A theme running through the day was that in VA and most mainstream medical settings, CAM is used mostly as an adjunctive treatment. Citing meditation as an example, psychologist Paula Schnurr, PhD, deputy executive director of VA's National Center for PTSD, said: "There's a very big increase in the use of meditation and other CAM techniques. But people are generally using it as adjunctive therapy. They don't see it as standalone therapy."
Several of those at the meeting suggested capitalizing on existing trends by focusing research on CAM's adjunctive role. As Schnurr put it, "Can we use CAM to make existing treatments more effective or more efficient, or to boost retention in treatment?"
Schnurr led a seminal VA clinical trial including 284 women, published in the Journal of the American Medical Association in 2007, that helped establish prolonged exposure therapy as a key treatment for PTSD. Among other innovative PTSD work, her group is now developing a "mindfulness meditation" app for smartphones.
Antonette Zeiss, PhD, VA's acting deputy chief of mental health services, underscored the importance of adjunctive therapies for PTSD. "Let's not forget that 'adjunct' is a huge and important category. It can be an entry point for other treatments, or it can be used to help sustain gains that have been made through other treatments." She added that her office, concurrent with ORD's efforts, is looking to fund demonstration projects of meditation for PTSD, leveraging sites that already have existing programs and expertise.
Jill Bormann, PhD, RN, who has pioneered the use in VA of a meditative technique known as mantram (sacred word) repetition, suggested that this type of approach could help prepare patients for participation in psychotherapy. For example, it could help with the distress they might experience in exposure therapy, in which patients gradually re-experience the emotions surrounding their traumas in safe, controlled settings. Bormann admitted that the spiritual nature of her work and certain other CAM approaches "raises flags" among some in the medical community.
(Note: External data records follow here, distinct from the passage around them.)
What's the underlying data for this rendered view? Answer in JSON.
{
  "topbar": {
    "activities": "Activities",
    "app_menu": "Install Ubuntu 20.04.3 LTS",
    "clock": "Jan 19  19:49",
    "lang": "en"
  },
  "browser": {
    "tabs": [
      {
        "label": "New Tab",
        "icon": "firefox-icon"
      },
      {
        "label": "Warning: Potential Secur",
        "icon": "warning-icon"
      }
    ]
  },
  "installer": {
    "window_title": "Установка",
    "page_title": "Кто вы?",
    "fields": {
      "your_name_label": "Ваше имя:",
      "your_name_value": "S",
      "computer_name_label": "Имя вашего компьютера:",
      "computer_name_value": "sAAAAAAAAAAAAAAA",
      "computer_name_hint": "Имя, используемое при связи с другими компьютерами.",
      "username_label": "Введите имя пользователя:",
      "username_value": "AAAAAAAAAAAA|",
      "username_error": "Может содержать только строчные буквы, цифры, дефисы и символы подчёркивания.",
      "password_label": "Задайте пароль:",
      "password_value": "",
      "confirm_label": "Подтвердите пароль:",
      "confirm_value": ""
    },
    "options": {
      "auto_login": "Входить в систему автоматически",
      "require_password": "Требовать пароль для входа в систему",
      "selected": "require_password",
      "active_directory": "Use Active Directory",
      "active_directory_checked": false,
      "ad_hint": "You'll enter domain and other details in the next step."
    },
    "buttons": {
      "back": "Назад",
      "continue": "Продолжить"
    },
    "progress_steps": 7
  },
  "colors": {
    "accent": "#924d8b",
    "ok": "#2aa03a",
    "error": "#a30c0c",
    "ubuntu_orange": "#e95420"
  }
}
At the same time, she asserted that such approaches could be powerful for Veterans, and that many welcome a spiritual underpinning for their healing journey.
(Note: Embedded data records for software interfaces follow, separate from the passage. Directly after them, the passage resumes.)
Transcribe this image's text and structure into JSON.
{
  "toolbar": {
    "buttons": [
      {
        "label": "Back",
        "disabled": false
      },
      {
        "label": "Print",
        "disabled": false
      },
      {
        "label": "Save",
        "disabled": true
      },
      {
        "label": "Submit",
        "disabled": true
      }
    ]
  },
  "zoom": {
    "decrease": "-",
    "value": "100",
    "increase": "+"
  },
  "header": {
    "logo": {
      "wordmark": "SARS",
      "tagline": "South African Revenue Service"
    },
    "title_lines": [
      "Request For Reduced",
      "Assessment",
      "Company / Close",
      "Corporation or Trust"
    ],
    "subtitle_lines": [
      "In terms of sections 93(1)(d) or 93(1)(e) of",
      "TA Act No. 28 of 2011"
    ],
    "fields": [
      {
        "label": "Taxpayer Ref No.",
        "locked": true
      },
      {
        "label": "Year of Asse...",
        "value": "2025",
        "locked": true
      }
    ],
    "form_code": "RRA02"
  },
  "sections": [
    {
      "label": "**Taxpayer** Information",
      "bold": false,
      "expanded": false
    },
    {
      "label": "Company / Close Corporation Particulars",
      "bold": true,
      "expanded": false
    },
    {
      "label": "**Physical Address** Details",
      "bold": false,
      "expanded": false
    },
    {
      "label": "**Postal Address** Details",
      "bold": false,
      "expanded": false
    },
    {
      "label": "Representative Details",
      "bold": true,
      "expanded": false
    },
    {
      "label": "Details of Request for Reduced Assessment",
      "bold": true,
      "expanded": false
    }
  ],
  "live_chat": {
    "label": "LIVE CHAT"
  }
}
Other practitioners and researchers in the room said CAM techniques might be studied for their role in treating "sub-clinical" PTSD. Less intense symptoms might benefit from the gentler treatments associated with CAM.
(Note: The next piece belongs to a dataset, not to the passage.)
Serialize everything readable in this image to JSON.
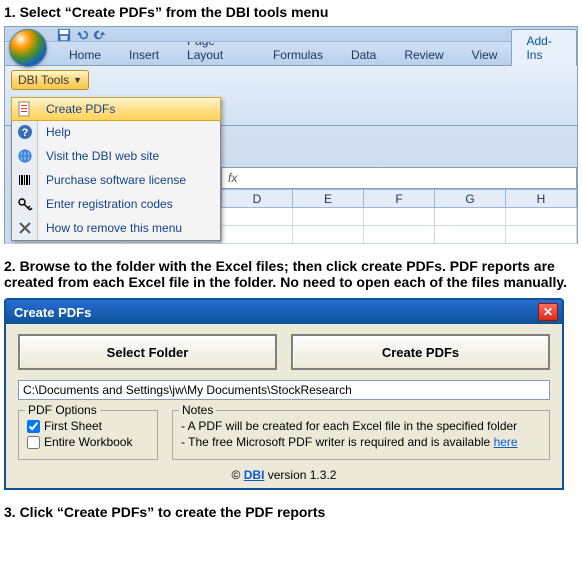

Another idea was to explore CAM for problems outside of core PTSD symptoms—such as pain or sleeplessness—that might be getting in the way of patients' ability to engage in standard psychotherapy. "This is a clinically messy population," asserted Frances Stewart, MD, a psychiatrist at the National Naval Medical Center in Bethesda. "They don't walk through the door with just PTSD. Sometimes you can't address the core PTSD symptoms till you've dealt with some of the other issues." She said, also, that CAM could be a gateway for some patients into more conventional forms of treatment.
Much of the day's discussion focused on meditation, which is being taught by an increasing number of VA psychologists and other clinicians to their patients. Earlier this year, VA issued a call for research proposals specifically on meditation to treat PTSD, and proposals are now under review. The agency hopes to support up to three clinical trials, lasting up to two years.
Considering the broader range of CAM therapies, and even within the arena of meditation itself, Killen of NCCAM stressed the need to distinguish one modality from another, and to carefully weigh the unique pros and cons of each. He said doing otherwise would be akin to studying "surgery" in general, and not any particular type of operation.
Schnurr concurred. By way of example, she said that while 80 VA sites may be providing "mindfulness" meditation, even that sub-category of meditation could include dozens of variations on the theme. "We need standardization," she emphasized. "That should be a priority."